This is one of the reasons why you will see fireweed honey at much higher price than your store bought honey. This honey is sweet, naturally good for you and is clean from pollutants since our honeybees are harvesting from fields away from city and road pollution.
The supply and demand issue is also a determining factor in price. It cost more to get honeybees to Alaska and we have a very short harvesting season.
Have you tried our Alaskan fireweed honey? It’s worth trying, because we are sure you will want more of our natural and raw honey!
Alaska is a veritable cornucopia of fresh food options all across the state, and it’s filled with an abundance of delicious local ingredients. So many of our residents hunt, gather, and fish to fill our freezers and our bellies each year.
We are lucky to source so many dishes from the land and waters around us!
After living over 14 years in Alaska, Megan McDonald can confidently state that there’s not much of the state on the road system that she hasn’t visited. From the Brooks Range to McCarthy, Homer, and everywhere in between, every nook and cranny of Alaska is always her new favorite place.
As President and co-founder of Alaska-based boutique media agency HuMu Media, she spends her work time writing, photographing, and traveling, and her off time writing, photographing, and traveling.

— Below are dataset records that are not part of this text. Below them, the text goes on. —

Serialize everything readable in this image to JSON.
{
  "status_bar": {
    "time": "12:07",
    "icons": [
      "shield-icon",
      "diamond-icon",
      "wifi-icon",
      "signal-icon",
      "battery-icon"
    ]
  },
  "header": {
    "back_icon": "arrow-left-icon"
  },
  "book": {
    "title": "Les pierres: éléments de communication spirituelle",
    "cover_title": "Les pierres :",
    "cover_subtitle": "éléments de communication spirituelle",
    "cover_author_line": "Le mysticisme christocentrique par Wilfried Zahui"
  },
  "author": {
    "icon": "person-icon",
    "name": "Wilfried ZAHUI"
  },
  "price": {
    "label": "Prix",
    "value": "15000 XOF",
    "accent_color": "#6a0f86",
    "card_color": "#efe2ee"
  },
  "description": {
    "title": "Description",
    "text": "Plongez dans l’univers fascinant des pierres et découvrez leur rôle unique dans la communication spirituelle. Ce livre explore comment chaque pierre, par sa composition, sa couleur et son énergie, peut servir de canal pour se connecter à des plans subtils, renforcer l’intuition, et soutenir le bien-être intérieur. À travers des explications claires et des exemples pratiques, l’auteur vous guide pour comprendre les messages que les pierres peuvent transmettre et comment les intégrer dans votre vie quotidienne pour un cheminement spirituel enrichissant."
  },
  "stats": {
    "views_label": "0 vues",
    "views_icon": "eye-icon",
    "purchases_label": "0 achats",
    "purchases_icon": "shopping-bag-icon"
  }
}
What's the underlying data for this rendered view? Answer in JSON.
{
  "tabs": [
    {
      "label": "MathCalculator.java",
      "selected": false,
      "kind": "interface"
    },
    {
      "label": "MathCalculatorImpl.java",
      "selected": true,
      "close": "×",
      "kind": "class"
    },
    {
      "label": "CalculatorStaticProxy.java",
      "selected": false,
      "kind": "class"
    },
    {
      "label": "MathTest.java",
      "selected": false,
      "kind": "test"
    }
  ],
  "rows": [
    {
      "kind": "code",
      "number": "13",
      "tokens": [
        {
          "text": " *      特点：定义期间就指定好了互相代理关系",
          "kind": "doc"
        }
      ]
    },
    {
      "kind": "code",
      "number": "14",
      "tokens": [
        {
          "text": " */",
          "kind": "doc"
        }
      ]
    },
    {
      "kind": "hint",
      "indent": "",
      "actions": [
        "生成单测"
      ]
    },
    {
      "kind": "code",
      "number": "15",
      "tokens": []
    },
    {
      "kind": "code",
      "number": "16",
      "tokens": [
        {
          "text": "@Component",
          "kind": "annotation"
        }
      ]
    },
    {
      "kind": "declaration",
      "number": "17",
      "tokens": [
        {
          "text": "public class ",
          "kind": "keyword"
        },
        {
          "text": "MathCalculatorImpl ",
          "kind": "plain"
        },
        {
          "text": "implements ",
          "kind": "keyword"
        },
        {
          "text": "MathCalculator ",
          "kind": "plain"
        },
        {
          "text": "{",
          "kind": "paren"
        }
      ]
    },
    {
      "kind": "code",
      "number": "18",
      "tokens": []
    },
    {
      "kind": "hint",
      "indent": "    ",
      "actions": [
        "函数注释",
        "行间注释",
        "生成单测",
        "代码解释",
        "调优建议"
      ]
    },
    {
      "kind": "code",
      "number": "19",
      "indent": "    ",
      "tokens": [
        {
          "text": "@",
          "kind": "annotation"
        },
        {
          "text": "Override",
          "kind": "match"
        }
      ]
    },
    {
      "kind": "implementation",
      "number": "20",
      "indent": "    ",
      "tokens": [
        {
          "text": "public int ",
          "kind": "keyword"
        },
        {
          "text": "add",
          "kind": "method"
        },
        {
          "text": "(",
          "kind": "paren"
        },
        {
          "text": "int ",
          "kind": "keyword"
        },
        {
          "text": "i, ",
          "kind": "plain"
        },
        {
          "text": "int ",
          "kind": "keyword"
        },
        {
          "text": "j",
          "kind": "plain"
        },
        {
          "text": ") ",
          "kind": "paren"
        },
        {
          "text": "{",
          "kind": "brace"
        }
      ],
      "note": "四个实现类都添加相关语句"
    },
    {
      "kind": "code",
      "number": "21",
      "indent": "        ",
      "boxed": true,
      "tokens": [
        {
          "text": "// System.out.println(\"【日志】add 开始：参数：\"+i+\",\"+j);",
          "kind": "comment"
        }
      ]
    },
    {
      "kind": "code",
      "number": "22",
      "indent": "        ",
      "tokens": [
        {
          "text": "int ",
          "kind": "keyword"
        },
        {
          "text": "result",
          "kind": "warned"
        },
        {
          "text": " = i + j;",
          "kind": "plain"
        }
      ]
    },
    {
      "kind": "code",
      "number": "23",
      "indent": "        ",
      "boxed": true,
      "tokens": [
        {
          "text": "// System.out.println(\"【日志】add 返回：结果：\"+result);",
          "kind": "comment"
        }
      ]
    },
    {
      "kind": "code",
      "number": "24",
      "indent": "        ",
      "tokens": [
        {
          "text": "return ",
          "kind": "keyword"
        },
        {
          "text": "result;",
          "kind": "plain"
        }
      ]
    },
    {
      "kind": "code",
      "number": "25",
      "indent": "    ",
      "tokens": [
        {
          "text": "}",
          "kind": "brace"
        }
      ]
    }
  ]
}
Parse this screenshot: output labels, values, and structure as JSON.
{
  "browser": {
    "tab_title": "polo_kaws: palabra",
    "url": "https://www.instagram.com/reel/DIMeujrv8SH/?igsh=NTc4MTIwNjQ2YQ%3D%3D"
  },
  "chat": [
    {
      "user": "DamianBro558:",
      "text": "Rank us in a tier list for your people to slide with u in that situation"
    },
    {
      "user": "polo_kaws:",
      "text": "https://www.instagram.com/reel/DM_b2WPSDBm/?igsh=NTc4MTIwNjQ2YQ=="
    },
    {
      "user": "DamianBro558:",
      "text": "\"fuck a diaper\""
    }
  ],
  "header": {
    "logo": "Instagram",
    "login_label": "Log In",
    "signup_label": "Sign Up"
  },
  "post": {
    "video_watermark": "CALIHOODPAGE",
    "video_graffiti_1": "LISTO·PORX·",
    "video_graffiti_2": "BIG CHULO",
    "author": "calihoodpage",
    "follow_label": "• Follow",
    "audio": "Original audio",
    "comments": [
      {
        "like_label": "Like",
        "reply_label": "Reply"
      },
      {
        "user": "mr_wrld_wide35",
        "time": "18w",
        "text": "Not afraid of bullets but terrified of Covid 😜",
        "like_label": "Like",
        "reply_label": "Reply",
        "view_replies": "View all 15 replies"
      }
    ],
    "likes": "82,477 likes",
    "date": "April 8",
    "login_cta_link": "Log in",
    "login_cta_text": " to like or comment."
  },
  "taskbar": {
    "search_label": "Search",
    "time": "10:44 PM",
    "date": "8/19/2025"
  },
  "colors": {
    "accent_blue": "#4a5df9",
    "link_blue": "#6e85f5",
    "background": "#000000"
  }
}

They say do what you love, and she is lucky enough to do so!
You can follow her travels on Instagram at @theitinerantginger